--- Available data ---
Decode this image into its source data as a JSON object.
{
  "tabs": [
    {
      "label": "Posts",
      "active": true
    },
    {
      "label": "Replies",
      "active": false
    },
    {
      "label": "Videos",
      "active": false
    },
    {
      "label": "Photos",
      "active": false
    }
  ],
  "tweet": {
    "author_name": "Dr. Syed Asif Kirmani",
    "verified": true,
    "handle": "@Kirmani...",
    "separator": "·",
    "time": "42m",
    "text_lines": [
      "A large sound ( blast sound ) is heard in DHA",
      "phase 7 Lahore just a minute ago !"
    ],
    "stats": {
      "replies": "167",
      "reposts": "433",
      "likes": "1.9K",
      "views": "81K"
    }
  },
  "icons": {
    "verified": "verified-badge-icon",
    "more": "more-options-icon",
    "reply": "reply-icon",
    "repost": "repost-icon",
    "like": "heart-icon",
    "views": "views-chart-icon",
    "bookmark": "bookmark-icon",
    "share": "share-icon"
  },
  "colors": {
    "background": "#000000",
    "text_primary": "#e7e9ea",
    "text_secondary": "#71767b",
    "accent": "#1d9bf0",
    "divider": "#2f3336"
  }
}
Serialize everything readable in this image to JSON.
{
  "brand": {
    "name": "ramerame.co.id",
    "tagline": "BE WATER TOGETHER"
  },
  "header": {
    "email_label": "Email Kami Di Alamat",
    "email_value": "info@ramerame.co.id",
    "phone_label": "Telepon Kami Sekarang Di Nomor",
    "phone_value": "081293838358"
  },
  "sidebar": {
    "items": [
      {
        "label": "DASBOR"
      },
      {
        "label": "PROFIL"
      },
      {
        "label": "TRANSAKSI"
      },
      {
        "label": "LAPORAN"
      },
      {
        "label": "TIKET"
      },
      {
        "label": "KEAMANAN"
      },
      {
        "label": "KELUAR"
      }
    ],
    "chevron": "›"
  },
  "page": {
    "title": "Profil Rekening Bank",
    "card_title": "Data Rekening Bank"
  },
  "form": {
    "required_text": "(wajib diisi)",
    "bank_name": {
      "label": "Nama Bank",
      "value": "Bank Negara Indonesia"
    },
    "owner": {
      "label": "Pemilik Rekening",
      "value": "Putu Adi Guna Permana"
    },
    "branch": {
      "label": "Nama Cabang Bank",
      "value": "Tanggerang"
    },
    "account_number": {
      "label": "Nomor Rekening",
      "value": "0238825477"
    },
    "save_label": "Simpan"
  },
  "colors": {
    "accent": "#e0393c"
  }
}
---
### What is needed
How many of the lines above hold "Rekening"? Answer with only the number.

### Response to the exercise
4